Wild Nights with Emily (2018) by Madeleine Olnek
Review by Zach Dennis
The purveyors of history are the ones who are victorious – or those who just, by chance, got there first.
Those credentials don’t necessarily win our undying faith, but most of the time our patience for investigation – or just interest in nuance – is lost or rejected. So we are left with history — what should be a written, undeniable record — in the hands of society’s gatekeepers, who have been dominantly white and male.
So what’s left for women?
The tale of Emily Dickinson’s long-term affair with her childhood friend turned sister-in-law, Susan, could be seen as near fan-fiction-like conspiracy rivaling the Satanic messages found by playing a Beatles record backwards, but that dismisses an unexplored avenue of a known figure that we know little about.
Wild Nights with Emily is firmly aware of any suspicions you might have about the alleged affair — if not outright mocking the concept at time. In this sense, it isn’t making light of the two women having a romantic entanglement, but moreso the ways in which we try to theorize out of thin air.
Dickinson (played by Molly Shannon) in this version is less a near mute recluse, and more of a muted shut-in — not designing her life to stay outside but finding outside, and its inhabitants, to be unnecessary for her spiritual enjoyment. Who needs cocktail parties, church and revelry when you have a piano-scored writing space and a loving (albiet occasional) partner next door.
As the movie — adapted from the play by Madeleine Olnek, who also directs — unravels and we begin to learn more of Dickinson’s quests to become published, the movie asks less of us to feel consumed in this 19th century veneer and more to use our 21st century knowledge to assess the difficulties posed for a female poet.
As Dickinson begins to accumulate a repertoire of poems, she earns a visit by the literary review editor Thomas Wentworth Higginson (Brett Gelman), who immediately becomes overwhelmed with the assault of questions socketed in Dickinson’s mind and firing from her lips as he enters the room. The scene can be played for a bit of a laugh — the unknowing Higginson enters a room and is confronted by questions from his host that he has no time to answer.
But the scene develops, and we learn that Higginson’s reticence at the beginning could be less of his shock and more of an insistence for the “young” (in terms of how he qualifies experience) poet to fall in line and listen to someone who knows, not only more, but better.
Our 21st century minds can easily key into the perfect example of “mansplaining” — something that could be seen as cringeworthy and speaking to a modern audience if not for the understated perfection of Shannon’s performance in the scene — offering veiled annoyance to his sermon and “surgery” of her writing before leading him out kindly.
This tactic is felt again later in the movie when the traveling Ralph Waldo Emerson (Robert McCaskill) is gracing Susan’s home with tales of his work, yet is nearly incomprehensible under his murmuring.

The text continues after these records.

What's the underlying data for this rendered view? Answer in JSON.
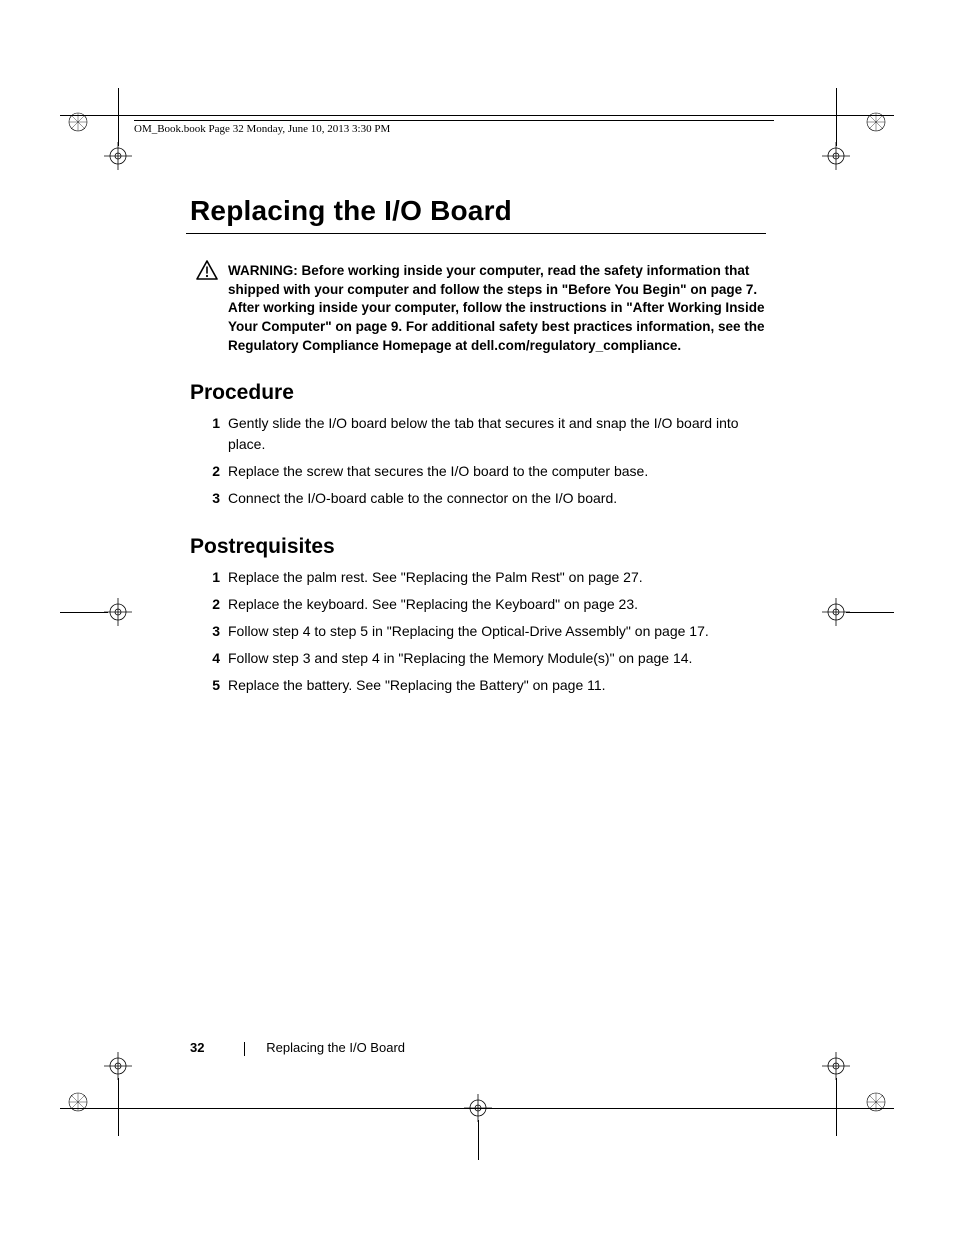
{
  "runhead": "OM_Book.book  Page 32  Monday, June 10, 2013  3:30 PM",
  "title": "Replacing the I/O Board",
  "warning_label": "WARNING:  ",
  "warning_text": "Before working inside your computer, read the safety information that shipped with your computer and follow the steps in \"Before You Begin\" on page 7. After working inside your computer, follow the instructions in \"After Working Inside Your Computer\" on page 9. For additional safety best practices information, see the Regulatory Compliance Homepage at dell.com/regulatory_compliance.",
  "sections": {
    "procedure": {
      "heading": "Procedure",
      "steps": [
        "Gently slide the I/O board below the tab that secures it and snap the I/O board into place.",
        "Replace the screw that secures the I/O board to the computer base.",
        "Connect the I/O-board cable to the connector on the I/O board."
      ]
    },
    "postreq": {
      "heading": "Postrequisites",
      "steps": [
        "Replace the palm rest. See \"Replacing the Palm Rest\" on page 27.",
        "Replace the keyboard. See \"Replacing the Keyboard\" on page 23.",
        "Follow step 4 to step 5 in \"Replacing the Optical-Drive Assembly\" on page 17.",
        "Follow step 3 and step 4 in \"Replacing the Memory Module(s)\" on page 14.",
        "Replace the battery. See \"Replacing the Battery\" on page 11."
      ]
    }
  },
  "footer": {
    "page_number": "32",
    "section_title": "Replacing the I/O Board"
  }
}
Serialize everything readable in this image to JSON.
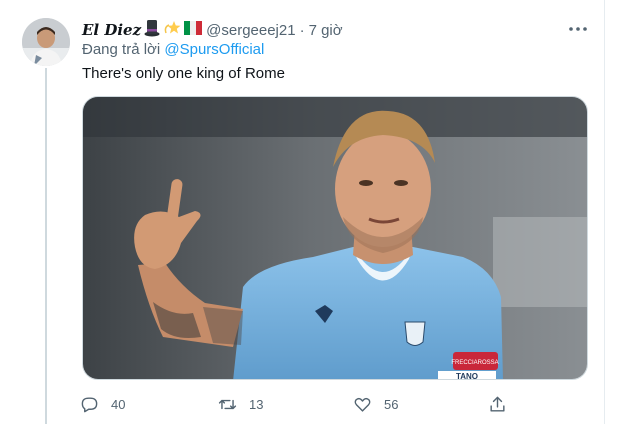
{
  "tweet": {
    "display_name": "El Diez",
    "name_emojis": [
      "top-hat-emoji",
      "dizzy-star-emoji",
      "italy-flag-emoji"
    ],
    "handle": "@sergeeej21",
    "separator": "·",
    "time": "7 giờ",
    "reply_prefix": "Đang trả lời",
    "reply_to": "@SpursOfficial",
    "text": "There's only one king of Rome",
    "image_text": {
      "badge": "FRECCIAROSSA",
      "armband": "TANO"
    },
    "actions": {
      "reply_count": "40",
      "retweet_count": "13",
      "like_count": "56"
    }
  },
  "colors": {
    "text": "#0f1419",
    "muted": "#536471",
    "link": "#1d9bf0",
    "divider": "#cfd9de",
    "jersey": "#7fb6e3"
  },
  "icons": [
    "more-icon",
    "reply-icon",
    "retweet-icon",
    "like-icon",
    "share-icon"
  ]
}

It’s not a spoiler to point out that Dickinson meets a premature demise due to illness, and after this is when the world began to more emphatically embrace her writing. The harbinger of this is Mabel Todd (Amy Seimetz), a middle-aged divorcee who feels a personal connection to the poet even if she has never shared a face-to-face encounter despite their request close proximity.
This opens up a new case in the re-examination of history — that of the glory seeker further their own ambitions on the backs of those who put in the work. Mabel is nothing but sly about her desires to get closer to the poet — even taking part in an affair with her brother, Austin (Kevin Seal), who is married to Susan.
As Mabel recounts her interactions, and the tales that have been regaled to her about Emily, it is easy to see the distinction between the recorded word and the telephonic passing down of stories that slowly lose their truth. Is the history “true” just because this person has the official recollection of this famed (not to mention best-selling) figure while the truth could be out there and unexamined?
Olnek poses this question with a brief sequence of Susan’s daughter Mattie discussing her own book, which details the more intimate affair between her mother and her aunt Emily to a listening public of three, quick-to-leave attendees.
Wild Nights with Emily never outright makes the assertion that this relationship was the stone-chiseled truth. While it presents evidence to the claim, the bigger exploration it poses to the audience is our outright acceptance to what we perceive as historical text. Can we trust the sources as much then as we can today? And what is being left out?
Emily Dickinson is frequently seen as a reclusive, anti-social hermit, toiling away in her room writing poetry nobody would read. Some of that may be true, but a lack of voices — those not normally allowed to hold court in the same room — should tell us that history can too be re-examined and the lines between truth and fiction may not be as blurred as they would once appear.